Saved entries
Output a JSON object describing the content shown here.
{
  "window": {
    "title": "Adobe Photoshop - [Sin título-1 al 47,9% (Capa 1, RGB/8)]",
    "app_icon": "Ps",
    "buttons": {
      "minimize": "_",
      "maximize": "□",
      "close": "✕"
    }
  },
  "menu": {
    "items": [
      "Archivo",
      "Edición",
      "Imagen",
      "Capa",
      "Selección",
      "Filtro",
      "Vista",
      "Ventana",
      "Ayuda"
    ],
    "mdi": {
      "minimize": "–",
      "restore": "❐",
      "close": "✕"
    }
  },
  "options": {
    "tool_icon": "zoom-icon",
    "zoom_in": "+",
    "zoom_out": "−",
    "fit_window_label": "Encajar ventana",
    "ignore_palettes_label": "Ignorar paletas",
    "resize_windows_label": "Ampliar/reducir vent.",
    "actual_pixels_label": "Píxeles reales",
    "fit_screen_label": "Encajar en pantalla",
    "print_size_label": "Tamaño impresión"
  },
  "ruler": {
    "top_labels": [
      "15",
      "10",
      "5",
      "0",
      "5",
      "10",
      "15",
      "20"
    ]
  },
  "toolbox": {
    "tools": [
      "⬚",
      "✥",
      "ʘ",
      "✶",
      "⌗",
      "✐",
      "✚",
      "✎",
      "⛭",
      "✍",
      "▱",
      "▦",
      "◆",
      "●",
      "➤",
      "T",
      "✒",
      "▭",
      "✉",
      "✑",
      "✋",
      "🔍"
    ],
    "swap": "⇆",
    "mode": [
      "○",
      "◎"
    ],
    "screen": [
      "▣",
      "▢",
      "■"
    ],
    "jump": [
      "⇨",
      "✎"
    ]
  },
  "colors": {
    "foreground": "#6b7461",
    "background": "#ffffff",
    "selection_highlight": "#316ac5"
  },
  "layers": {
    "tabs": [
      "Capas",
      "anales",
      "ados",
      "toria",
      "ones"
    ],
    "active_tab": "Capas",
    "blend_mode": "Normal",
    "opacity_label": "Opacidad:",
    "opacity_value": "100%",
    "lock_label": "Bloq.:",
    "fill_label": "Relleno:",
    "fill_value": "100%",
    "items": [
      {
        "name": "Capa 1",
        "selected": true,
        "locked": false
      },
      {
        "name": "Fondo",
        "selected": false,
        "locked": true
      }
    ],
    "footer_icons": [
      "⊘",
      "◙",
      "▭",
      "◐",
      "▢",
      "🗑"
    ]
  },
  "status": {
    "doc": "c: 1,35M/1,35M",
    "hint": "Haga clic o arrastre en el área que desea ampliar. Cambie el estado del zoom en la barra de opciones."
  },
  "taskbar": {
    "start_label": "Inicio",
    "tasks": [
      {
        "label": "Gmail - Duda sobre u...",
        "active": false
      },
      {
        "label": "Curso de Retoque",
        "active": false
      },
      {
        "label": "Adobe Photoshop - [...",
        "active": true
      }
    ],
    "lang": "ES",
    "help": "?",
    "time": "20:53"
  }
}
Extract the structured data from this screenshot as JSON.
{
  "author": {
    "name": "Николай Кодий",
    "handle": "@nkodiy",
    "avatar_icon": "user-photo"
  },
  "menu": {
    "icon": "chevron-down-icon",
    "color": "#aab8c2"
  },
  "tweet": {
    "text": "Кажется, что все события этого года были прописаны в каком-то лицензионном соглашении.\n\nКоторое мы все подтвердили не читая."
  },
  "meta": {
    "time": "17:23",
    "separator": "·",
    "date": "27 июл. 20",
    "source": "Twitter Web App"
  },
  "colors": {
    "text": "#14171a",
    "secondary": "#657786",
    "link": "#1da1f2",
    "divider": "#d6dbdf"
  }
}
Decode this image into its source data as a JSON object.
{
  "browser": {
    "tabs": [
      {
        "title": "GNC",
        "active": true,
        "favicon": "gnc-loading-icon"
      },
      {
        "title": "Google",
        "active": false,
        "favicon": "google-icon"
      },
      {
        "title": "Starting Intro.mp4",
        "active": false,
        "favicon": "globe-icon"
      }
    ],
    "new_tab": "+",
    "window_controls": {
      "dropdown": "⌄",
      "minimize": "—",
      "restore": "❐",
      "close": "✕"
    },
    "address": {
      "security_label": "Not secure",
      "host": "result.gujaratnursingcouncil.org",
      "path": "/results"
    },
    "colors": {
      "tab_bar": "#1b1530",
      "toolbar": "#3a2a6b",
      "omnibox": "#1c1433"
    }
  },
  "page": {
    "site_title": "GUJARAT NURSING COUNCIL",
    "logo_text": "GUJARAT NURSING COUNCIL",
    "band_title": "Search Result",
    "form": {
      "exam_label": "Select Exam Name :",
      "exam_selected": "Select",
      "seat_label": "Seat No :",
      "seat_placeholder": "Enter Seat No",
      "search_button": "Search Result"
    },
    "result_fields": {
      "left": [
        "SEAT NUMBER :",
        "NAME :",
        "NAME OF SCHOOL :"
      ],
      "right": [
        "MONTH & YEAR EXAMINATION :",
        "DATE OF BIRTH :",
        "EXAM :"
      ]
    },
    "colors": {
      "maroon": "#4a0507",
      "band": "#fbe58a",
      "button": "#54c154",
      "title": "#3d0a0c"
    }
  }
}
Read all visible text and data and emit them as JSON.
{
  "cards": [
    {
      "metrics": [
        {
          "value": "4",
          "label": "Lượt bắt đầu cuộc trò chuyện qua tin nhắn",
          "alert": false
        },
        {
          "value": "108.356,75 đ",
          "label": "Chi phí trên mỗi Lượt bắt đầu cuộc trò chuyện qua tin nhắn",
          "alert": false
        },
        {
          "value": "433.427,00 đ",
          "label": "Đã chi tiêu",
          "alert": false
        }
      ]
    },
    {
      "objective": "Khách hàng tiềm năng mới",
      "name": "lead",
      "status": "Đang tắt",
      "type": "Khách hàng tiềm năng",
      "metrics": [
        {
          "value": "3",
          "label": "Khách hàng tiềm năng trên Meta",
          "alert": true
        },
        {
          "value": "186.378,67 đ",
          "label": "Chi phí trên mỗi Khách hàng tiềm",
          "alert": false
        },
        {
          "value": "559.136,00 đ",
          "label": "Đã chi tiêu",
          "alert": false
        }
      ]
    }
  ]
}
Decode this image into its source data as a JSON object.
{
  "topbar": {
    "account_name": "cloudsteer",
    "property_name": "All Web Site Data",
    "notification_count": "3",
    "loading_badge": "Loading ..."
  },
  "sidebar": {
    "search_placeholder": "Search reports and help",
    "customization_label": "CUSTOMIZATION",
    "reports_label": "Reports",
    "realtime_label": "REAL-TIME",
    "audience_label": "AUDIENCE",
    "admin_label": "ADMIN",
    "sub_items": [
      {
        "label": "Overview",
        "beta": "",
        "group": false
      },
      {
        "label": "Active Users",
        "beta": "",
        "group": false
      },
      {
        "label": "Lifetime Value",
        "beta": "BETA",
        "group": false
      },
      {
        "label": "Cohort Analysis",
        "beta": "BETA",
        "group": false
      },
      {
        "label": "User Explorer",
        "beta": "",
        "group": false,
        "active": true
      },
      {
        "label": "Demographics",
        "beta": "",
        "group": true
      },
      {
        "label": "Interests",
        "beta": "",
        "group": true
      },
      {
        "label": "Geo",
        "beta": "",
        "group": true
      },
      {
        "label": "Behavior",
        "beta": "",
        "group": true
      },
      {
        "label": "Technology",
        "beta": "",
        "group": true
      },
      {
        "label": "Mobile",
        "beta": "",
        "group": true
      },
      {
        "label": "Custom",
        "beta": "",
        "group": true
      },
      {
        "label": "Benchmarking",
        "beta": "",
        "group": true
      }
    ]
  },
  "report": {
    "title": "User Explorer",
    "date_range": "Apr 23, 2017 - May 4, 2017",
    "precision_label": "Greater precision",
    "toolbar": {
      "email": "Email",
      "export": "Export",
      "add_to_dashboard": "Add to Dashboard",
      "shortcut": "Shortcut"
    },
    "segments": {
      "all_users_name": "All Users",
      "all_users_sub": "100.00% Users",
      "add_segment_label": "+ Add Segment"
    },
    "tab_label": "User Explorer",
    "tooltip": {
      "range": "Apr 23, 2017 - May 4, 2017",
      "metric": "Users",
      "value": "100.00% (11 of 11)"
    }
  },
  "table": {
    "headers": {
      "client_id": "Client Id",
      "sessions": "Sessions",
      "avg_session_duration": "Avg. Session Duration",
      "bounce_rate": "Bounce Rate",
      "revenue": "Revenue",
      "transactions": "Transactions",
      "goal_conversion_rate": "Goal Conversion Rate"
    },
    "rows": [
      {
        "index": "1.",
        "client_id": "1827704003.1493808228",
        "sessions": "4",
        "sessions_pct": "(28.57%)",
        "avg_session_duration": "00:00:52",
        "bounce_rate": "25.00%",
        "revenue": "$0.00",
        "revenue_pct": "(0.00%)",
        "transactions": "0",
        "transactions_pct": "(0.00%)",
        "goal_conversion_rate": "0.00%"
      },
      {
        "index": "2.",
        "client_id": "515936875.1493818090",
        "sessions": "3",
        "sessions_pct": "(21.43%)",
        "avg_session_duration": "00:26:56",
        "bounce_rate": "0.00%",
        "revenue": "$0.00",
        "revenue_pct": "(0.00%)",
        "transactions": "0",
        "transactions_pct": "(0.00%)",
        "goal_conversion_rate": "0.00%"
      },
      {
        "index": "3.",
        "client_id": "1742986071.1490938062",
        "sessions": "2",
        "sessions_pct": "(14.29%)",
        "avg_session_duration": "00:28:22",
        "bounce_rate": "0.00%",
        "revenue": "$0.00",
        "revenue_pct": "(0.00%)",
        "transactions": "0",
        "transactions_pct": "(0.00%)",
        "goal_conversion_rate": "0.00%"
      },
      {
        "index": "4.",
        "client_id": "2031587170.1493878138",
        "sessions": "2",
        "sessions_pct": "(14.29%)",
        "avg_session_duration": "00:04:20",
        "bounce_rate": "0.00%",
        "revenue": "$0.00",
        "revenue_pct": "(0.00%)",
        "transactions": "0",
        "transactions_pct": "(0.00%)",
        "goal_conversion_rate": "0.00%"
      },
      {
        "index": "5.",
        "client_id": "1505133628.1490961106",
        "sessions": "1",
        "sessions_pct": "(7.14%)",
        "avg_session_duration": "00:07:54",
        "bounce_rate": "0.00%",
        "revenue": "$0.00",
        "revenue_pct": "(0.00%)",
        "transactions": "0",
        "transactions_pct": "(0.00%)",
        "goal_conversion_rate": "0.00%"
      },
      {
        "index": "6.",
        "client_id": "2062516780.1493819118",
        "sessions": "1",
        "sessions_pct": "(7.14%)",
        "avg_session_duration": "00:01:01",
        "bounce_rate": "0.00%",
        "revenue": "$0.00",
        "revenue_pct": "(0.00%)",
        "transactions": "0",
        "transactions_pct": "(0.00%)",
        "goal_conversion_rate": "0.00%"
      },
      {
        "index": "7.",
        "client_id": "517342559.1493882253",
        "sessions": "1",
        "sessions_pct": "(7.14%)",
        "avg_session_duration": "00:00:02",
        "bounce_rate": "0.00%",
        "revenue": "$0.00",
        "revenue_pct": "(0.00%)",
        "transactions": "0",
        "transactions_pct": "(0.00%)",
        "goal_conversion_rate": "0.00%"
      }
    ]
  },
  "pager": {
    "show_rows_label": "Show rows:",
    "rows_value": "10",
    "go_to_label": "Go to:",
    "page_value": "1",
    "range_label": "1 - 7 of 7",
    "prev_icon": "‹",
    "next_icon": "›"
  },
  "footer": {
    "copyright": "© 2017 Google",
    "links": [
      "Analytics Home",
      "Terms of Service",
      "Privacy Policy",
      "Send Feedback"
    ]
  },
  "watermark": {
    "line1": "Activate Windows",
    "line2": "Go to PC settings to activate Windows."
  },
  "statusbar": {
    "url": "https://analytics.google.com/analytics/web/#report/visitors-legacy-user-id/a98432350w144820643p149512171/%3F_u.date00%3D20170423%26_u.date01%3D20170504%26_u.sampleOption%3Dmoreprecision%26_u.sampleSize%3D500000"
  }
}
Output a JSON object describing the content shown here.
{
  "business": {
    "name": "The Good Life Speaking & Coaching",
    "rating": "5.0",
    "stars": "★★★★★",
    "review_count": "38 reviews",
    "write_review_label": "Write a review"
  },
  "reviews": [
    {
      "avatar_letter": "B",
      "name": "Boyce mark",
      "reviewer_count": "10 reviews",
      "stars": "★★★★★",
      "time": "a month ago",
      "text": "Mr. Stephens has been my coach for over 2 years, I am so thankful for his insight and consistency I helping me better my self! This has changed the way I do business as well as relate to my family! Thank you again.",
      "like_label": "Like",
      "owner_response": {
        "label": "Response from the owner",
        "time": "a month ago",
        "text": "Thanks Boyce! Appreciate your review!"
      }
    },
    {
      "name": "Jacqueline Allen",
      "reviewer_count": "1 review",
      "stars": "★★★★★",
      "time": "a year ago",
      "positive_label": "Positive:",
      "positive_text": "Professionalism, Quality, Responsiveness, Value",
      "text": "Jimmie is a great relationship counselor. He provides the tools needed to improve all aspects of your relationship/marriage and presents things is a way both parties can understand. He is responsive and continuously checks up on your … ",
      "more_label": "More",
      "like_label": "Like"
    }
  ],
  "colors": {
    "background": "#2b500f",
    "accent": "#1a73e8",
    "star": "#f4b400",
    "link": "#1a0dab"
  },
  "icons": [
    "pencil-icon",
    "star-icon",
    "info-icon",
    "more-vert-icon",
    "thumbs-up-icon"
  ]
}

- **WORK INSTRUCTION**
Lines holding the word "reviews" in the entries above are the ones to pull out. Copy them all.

- **TASK ANSWER**
    "review_count": "38 reviews",
  "reviews": [
      "reviewer_count": "10 reviews",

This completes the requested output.